Excerpts from an interface dataset:

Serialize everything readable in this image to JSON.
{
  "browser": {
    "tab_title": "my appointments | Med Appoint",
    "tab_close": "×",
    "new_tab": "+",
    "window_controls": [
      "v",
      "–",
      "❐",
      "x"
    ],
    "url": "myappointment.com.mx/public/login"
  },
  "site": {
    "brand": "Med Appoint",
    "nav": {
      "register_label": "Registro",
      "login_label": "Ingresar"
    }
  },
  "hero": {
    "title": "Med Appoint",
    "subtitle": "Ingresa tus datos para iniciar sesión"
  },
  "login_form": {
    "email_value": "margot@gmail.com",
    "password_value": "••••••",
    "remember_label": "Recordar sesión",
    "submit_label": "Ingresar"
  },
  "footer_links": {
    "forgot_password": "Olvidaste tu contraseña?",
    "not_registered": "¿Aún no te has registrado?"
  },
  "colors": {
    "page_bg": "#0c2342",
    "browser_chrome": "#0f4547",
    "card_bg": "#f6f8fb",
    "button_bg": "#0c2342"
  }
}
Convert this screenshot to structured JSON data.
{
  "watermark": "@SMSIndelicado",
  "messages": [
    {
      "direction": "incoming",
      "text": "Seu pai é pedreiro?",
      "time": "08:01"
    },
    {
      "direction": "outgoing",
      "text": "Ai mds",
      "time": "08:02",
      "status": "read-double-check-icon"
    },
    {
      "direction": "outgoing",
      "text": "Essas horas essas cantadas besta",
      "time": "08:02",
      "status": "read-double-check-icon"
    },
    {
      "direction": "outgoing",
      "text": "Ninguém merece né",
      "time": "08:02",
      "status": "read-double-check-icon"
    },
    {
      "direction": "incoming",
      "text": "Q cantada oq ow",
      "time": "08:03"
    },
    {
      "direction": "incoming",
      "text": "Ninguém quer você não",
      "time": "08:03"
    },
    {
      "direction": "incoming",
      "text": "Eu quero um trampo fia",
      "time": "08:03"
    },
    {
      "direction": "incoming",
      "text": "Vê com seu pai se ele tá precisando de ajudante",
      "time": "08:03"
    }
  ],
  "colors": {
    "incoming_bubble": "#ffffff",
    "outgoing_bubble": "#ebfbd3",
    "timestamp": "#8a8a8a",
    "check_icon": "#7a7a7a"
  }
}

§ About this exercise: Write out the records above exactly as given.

§ Written response:
Serialize everything readable in this image to JSON.
{
  "browser": {
    "tab_title": "my appointments | Med Appoint",
    "tab_close": "×",
    "new_tab": "+",
    "window_controls": [
      "v",
      "–",
      "❐",
      "x"
    ],
    "url": "myappointment.com.mx/public/login"
  },
  "site": {
    "brand": "Med Appoint",
    "nav": {
      "register_label": "Registro",
      "login_label": "Ingresar"
    }
  },
  "hero": {
    "title": "Med Appoint",
    "subtitle": "Ingresa tus datos para iniciar sesión"
  },
  "login_form": {
    "email_value": "margot@gmail.com",
    "password_value": "••••••",
    "remember_label": "Recordar sesión",
    "submit_label": "Ingresar"
  },
  "footer_links": {
    "forgot_password": "Olvidaste tu contraseña?",
    "not_registered": "¿Aún no te has registrado?"
  },
  "colors": {
    "page_bg": "#0c2342",
    "browser_chrome": "#0f4547",
    "card_bg": "#f6f8fb",
    "button_bg": "#0c2342"
  }
}
Convert this screenshot to structured JSON data.
{
  "watermark": "@SMSIndelicado",
  "messages": [
    {
      "direction": "incoming",
      "text": "Seu pai é pedreiro?",
      "time": "08:01"
    },
    {
      "direction": "outgoing",
      "text": "Ai mds",
      "time": "08:02",
      "status": "read-double-check-icon"
    },
    {
      "direction": "outgoing",
      "text": "Essas horas essas cantadas besta",
      "time": "08:02",
      "status": "read-double-check-icon"
    },
    {
      "direction": "outgoing",
      "text": "Ninguém merece né",
      "time": "08:02",
      "status": "read-double-check-icon"
    },
    {
      "direction": "incoming",
      "text": "Q cantada oq ow",
      "time": "08:03"
    },
    {
      "direction": "incoming",
      "text": "Ninguém quer você não",
      "time": "08:03"
    },
    {
      "direction": "incoming",
      "text": "Eu quero um trampo fia",
      "time": "08:03"
    },
    {
      "direction": "incoming",
      "text": "Vê com seu pai se ele tá precisando de ajudante",
      "time": "08:03"
    }
  ],
  "colors": {
    "incoming_bubble": "#ffffff",
    "outgoing_bubble": "#ebfbd3",
    "timestamp": "#8a8a8a",
    "check_icon": "#7a7a7a"
  }
}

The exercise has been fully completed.